# [Instructions for the task]
Gather all lines with "para" from the records.

---- Supplied data

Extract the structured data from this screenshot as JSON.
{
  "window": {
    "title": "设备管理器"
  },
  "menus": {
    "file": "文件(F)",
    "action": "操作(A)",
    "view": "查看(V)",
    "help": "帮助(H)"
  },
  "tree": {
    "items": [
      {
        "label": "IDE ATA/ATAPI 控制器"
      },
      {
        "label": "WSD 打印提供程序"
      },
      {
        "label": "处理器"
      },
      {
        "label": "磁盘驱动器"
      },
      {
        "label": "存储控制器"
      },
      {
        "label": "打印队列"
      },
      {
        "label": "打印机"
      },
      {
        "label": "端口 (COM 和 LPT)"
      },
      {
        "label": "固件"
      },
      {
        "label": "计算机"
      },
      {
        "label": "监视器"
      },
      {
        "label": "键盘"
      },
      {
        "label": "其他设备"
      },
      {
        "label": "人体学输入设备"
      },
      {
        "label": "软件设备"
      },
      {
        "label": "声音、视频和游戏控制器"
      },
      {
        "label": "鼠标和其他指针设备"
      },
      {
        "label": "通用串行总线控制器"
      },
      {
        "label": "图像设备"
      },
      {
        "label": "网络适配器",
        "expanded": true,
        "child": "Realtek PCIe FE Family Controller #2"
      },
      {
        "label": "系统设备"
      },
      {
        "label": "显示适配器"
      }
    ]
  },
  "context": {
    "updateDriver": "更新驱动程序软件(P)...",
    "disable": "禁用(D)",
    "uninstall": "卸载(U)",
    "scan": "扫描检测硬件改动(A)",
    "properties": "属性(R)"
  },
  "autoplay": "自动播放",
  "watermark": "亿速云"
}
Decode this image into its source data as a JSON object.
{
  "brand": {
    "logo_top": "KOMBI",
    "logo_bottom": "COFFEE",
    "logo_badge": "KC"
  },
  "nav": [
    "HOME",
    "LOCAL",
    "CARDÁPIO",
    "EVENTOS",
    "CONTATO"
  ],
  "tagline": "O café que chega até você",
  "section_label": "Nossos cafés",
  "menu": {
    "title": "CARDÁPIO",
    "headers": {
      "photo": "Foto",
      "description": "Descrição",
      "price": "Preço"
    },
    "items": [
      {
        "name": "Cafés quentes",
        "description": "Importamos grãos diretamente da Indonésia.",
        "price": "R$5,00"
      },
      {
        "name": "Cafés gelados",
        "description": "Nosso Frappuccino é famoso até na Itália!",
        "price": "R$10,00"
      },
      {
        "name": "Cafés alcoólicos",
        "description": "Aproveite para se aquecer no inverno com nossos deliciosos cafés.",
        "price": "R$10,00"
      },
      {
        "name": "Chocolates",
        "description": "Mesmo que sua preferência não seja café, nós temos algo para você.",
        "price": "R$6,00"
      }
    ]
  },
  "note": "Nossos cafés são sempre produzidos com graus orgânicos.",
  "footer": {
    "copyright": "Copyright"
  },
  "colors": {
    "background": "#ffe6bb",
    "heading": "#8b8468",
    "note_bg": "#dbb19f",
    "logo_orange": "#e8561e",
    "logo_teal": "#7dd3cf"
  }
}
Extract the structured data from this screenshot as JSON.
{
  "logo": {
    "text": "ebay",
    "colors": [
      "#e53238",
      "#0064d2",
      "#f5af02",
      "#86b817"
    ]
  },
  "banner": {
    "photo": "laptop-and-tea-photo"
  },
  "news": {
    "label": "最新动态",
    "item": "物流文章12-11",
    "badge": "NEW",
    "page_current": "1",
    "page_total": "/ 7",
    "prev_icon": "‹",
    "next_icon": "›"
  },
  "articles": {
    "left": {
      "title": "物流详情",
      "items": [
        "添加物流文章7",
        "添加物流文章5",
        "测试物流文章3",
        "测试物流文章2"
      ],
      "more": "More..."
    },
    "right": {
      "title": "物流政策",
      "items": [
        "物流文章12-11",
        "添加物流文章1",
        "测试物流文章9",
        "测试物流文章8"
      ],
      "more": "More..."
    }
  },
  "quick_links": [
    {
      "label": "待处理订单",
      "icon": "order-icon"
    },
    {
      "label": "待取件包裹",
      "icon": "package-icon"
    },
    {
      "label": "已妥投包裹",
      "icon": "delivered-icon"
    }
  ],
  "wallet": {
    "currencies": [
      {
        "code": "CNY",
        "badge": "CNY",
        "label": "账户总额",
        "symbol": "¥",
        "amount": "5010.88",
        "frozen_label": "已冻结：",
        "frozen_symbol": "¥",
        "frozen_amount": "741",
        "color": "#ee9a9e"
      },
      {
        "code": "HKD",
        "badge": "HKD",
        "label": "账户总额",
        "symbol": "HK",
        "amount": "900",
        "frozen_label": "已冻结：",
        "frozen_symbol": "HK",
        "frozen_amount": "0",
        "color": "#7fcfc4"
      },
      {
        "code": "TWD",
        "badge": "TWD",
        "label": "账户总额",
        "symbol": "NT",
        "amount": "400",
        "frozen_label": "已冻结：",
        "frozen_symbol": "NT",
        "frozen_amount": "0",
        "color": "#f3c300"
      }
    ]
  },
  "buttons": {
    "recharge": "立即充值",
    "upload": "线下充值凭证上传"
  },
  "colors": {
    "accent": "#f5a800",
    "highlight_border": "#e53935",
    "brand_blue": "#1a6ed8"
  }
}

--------

# [Solution]
        "description": "Aproveite para se aquecer no inverno com nossos deliciosos cafés.",
        "description": "Mesmo que sua preferência não seja café, nós temos algo para você.",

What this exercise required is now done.